ABOUT THIS TASK
Please return the records below exactly as they appear, leaving every picture out.

MATERIAL PROVIDED

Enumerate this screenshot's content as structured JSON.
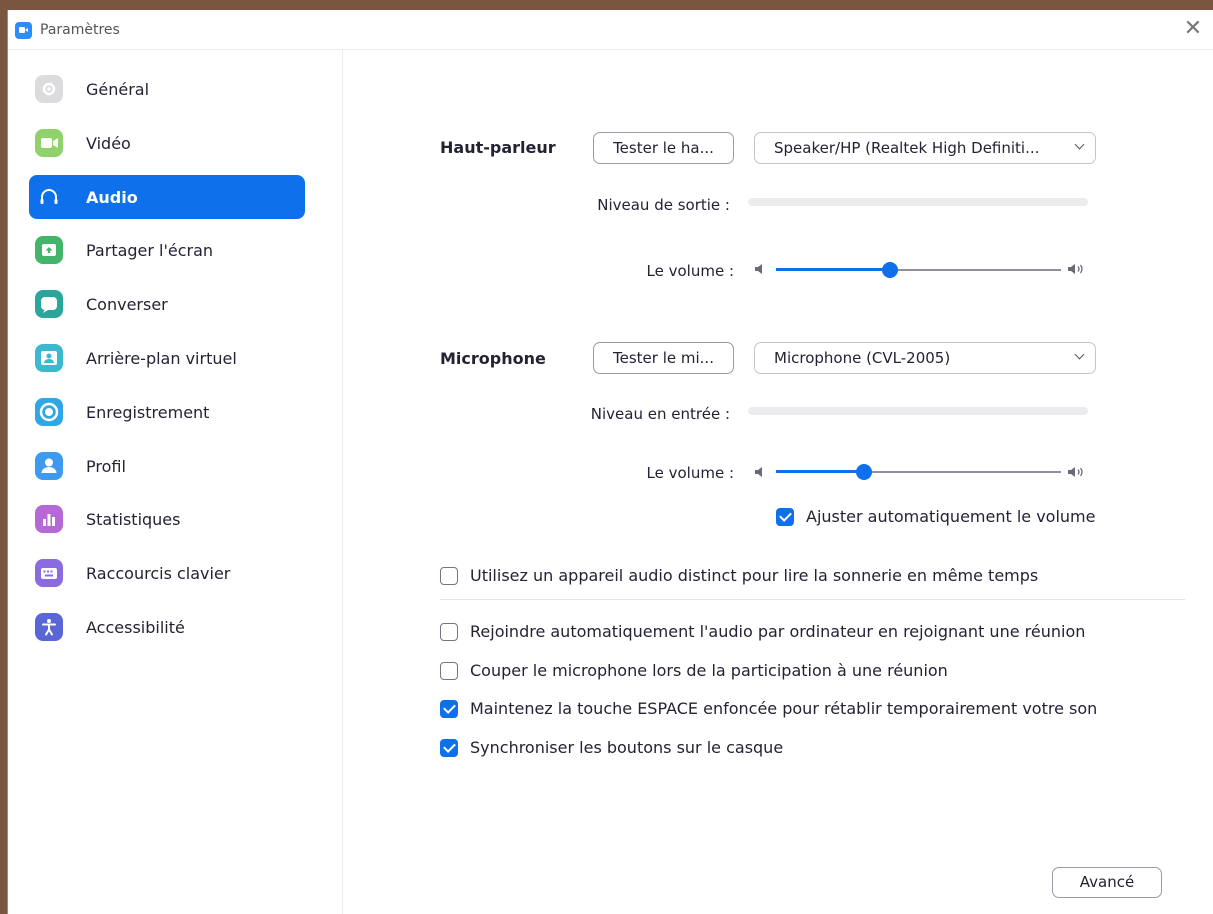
{
  "window": {
    "title": "Paramètres",
    "close_glyph": "✕"
  },
  "sidebar": {
    "items": [
      {
        "label": "Général",
        "icon": "gear-icon",
        "color": "#dcdcde",
        "active": false
      },
      {
        "label": "Vidéo",
        "icon": "video-icon",
        "color": "#8fd16b",
        "active": false
      },
      {
        "label": "Audio",
        "icon": "headphones-icon",
        "color": "#0e71eb",
        "active": true
      },
      {
        "label": "Partager l'écran",
        "icon": "share-screen-icon",
        "color": "#43b56b",
        "active": false
      },
      {
        "label": "Converser",
        "icon": "chat-icon",
        "color": "#2ba69b",
        "active": false
      },
      {
        "label": "Arrière-plan virtuel",
        "icon": "virtual-background-icon",
        "color": "#3db9cf",
        "active": false
      },
      {
        "label": "Enregistrement",
        "icon": "recording-icon",
        "color": "#2fa6e6",
        "active": false
      },
      {
        "label": "Profil",
        "icon": "profile-icon",
        "color": "#3d9aef",
        "active": false
      },
      {
        "label": "Statistiques",
        "icon": "statistics-icon",
        "color": "#b568d6",
        "active": false
      },
      {
        "label": "Raccourcis clavier",
        "icon": "keyboard-icon",
        "color": "#8a6be0",
        "active": false
      },
      {
        "label": "Accessibilité",
        "icon": "accessibility-icon",
        "color": "#5b66d6",
        "active": false
      }
    ]
  },
  "speaker": {
    "label": "Haut-parleur",
    "test_button": "Tester le ha...",
    "device": "Speaker/HP (Realtek High Definiti...",
    "output_level_label": "Niveau de sortie :",
    "volume_label": "Le volume :",
    "volume": 0.4
  },
  "microphone": {
    "label": "Microphone",
    "test_button": "Tester le mi...",
    "device": "Microphone (CVL-2005)",
    "input_level_label": "Niveau en entrée :",
    "volume_label": "Le volume :",
    "volume": 0.31,
    "auto_adjust": {
      "label": "Ajuster automatiquement le volume",
      "checked": true
    }
  },
  "options": {
    "separate_ringer": {
      "label": "Utilisez un appareil audio distinct pour lire la sonnerie en même temps",
      "checked": false
    },
    "auto_join": {
      "label": "Rejoindre automatiquement l'audio par ordinateur en rejoignant une réunion",
      "checked": false
    },
    "mute_on_join": {
      "label": "Couper le microphone lors de la participation à une réunion",
      "checked": false
    },
    "space_unmute": {
      "label": "Maintenez la touche ESPACE enfoncée pour rétablir temporairement votre son",
      "checked": true
    },
    "sync_headset": {
      "label": "Synchroniser les boutons sur le casque",
      "checked": true
    }
  },
  "advanced_button": "Avancé",
  "colors": {
    "accent": "#0e71eb"
  }
}
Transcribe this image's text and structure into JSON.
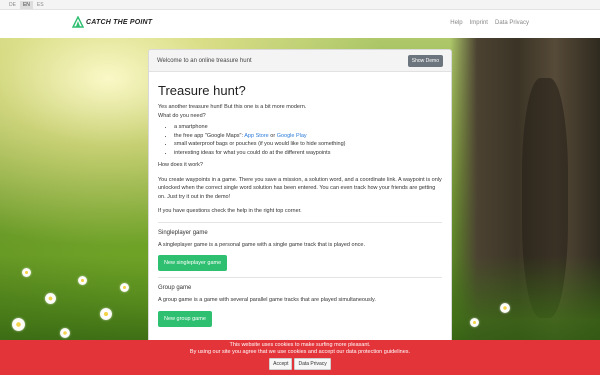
{
  "languages": [
    {
      "code": "DE",
      "active": false
    },
    {
      "code": "EN",
      "active": true
    },
    {
      "code": "ES",
      "active": false
    }
  ],
  "brand": {
    "name": "CATCH THE POINT",
    "logo_icon": "tent-icon"
  },
  "nav": {
    "links": [
      "Help",
      "Imprint",
      "Data Privacy"
    ]
  },
  "card": {
    "header_title": "Welcome to an online treasure hunt",
    "demo_button": "Show Demo",
    "title": "Treasure hunt?",
    "intro_line1": "Yes another treasure hunt! But this one is a bit more modern.",
    "intro_line2": "What do you need?",
    "needs": {
      "item1": "a smartphone",
      "item2_prefix": "the free app \"Google Maps\": ",
      "item2_link1": "App Store",
      "item2_or": " or ",
      "item2_link2": "Google Play",
      "item3": "small waterproof bags or pouches (if you would like to hide something)",
      "item4": "interesting ideas for what you could do at the different waypoints"
    },
    "how_title": "How does it work?",
    "how_text": "You create waypoints in a game. There you save a mission, a solution word, and a coordinate link. A waypoint is only unlocked when the correct single word solution has been entered. You can even track how your friends are getting on. Just try it out in the demo!",
    "help_text": "If you have questions check the help in the right top corner.",
    "single": {
      "title": "Singleplayer game",
      "text": "A singleplayer game is a personal game with a single game track that is played once.",
      "button": "New singleplayer game"
    },
    "group": {
      "title": "Group game",
      "text": "A group game is a game with several parallel game tracks that are played simultaneously.",
      "button": "New group game"
    }
  },
  "cookie": {
    "line1": "This website uses cookies to make surfing more pleasant.",
    "line2": "By using our site you agree that we use cookies and accept our data protection guidelines.",
    "accept": "Accept",
    "privacy": "Data Privacy"
  },
  "colors": {
    "accent_green": "#2fbf71",
    "cookie_red": "#e3343a",
    "link_blue": "#2b7bd8",
    "demo_gray": "#6c757d"
  }
}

TASK RESULT
Enumerate this screenshot's content as structured JSON.
{
  "window": {
    "title": "Paramètres",
    "close_glyph": "✕"
  },
  "sidebar": {
    "items": [
      {
        "label": "Général",
        "icon": "gear-icon",
        "color": "#dcdcde",
        "active": false
      },
      {
        "label": "Vidéo",
        "icon": "video-icon",
        "color": "#8fd16b",
        "active": false
      },
      {
        "label": "Audio",
        "icon": "headphones-icon",
        "color": "#0e71eb",
        "active": true
      },
      {
        "label": "Partager l'écran",
        "icon": "share-screen-icon",
        "color": "#43b56b",
        "active": false
      },
      {
        "label": "Converser",
        "icon": "chat-icon",
        "color": "#2ba69b",
        "active": false
      },
      {
        "label": "Arrière-plan virtuel",
        "icon": "virtual-background-icon",
        "color": "#3db9cf",
        "active": false
      },
      {
        "label": "Enregistrement",
        "icon": "recording-icon",
        "color": "#2fa6e6",
        "active": false
      },
      {
        "label": "Profil",
        "icon": "profile-icon",
        "color": "#3d9aef",
        "active": false
      },
      {
        "label": "Statistiques",
        "icon": "statistics-icon",
        "color": "#b568d6",
        "active": false
      },
      {
        "label": "Raccourcis clavier",
        "icon": "keyboard-icon",
        "color": "#8a6be0",
        "active": false
      },
      {
        "label": "Accessibilité",
        "icon": "accessibility-icon",
        "color": "#5b66d6",
        "active": false
      }
    ]
  },
  "speaker": {
    "label": "Haut-parleur",
    "test_button": "Tester le ha...",
    "device": "Speaker/HP (Realtek High Definiti...",
    "output_level_label": "Niveau de sortie :",
    "volume_label": "Le volume :",
    "volume": 0.4
  },
  "microphone": {
    "label": "Microphone",
    "test_button": "Tester le mi...",
    "device": "Microphone (CVL-2005)",
    "input_level_label": "Niveau en entrée :",
    "volume_label": "Le volume :",
    "volume": 0.31,
    "auto_adjust": {
      "label": "Ajuster automatiquement le volume",
      "checked": true
    }
  },
  "options": {
    "separate_ringer": {
      "label": "Utilisez un appareil audio distinct pour lire la sonnerie en même temps",
      "checked": false
    },
    "auto_join": {
      "label": "Rejoindre automatiquement l'audio par ordinateur en rejoignant une réunion",
      "checked": false
    },
    "mute_on_join": {
      "label": "Couper le microphone lors de la participation à une réunion",
      "checked": false
    },
    "space_unmute": {
      "label": "Maintenez la touche ESPACE enfoncée pour rétablir temporairement votre son",
      "checked": true
    },
    "sync_headset": {
      "label": "Synchroniser les boutons sur le casque",
      "checked": true
    }
  },
  "advanced_button": "Avancé",
  "colors": {
    "accent": "#0e71eb"
  }
}
Transcribe this image's text and structure into JSON.
{
  "languages": [
    {
      "code": "DE",
      "active": false
    },
    {
      "code": "EN",
      "active": true
    },
    {
      "code": "ES",
      "active": false
    }
  ],
  "brand": {
    "name": "CATCH THE POINT",
    "logo_icon": "tent-icon"
  },
  "nav": {
    "links": [
      "Help",
      "Imprint",
      "Data Privacy"
    ]
  },
  "card": {
    "header_title": "Welcome to an online treasure hunt",
    "demo_button": "Show Demo",
    "title": "Treasure hunt?",
    "intro_line1": "Yes another treasure hunt! But this one is a bit more modern.",
    "intro_line2": "What do you need?",
    "needs": {
      "item1": "a smartphone",
      "item2_prefix": "the free app \"Google Maps\": ",
      "item2_link1": "App Store",
      "item2_or": " or ",
      "item2_link2": "Google Play",
      "item3": "small waterproof bags or pouches (if you would like to hide something)",
      "item4": "interesting ideas for what you could do at the different waypoints"
    },
    "how_title": "How does it work?",
    "how_text": "You create waypoints in a game. There you save a mission, a solution word, and a coordinate link. A waypoint is only unlocked when the correct single word solution has been entered. You can even track how your friends are getting on. Just try it out in the demo!",
    "help_text": "If you have questions check the help in the right top corner.",
    "single": {
      "title": "Singleplayer game",
      "text": "A singleplayer game is a personal game with a single game track that is played once.",
      "button": "New singleplayer game"
    },
    "group": {
      "title": "Group game",
      "text": "A group game is a game with several parallel game tracks that are played simultaneously.",
      "button": "New group game"
    }
  },
  "cookie": {
    "line1": "This website uses cookies to make surfing more pleasant.",
    "line2": "By using our site you agree that we use cookies and accept our data protection guidelines.",
    "accept": "Accept",
    "privacy": "Data Privacy"
  },
  "colors": {
    "accent_green": "#2fbf71",
    "cookie_red": "#e3343a",
    "link_blue": "#2b7bd8",
    "demo_gray": "#6c757d"
  }
}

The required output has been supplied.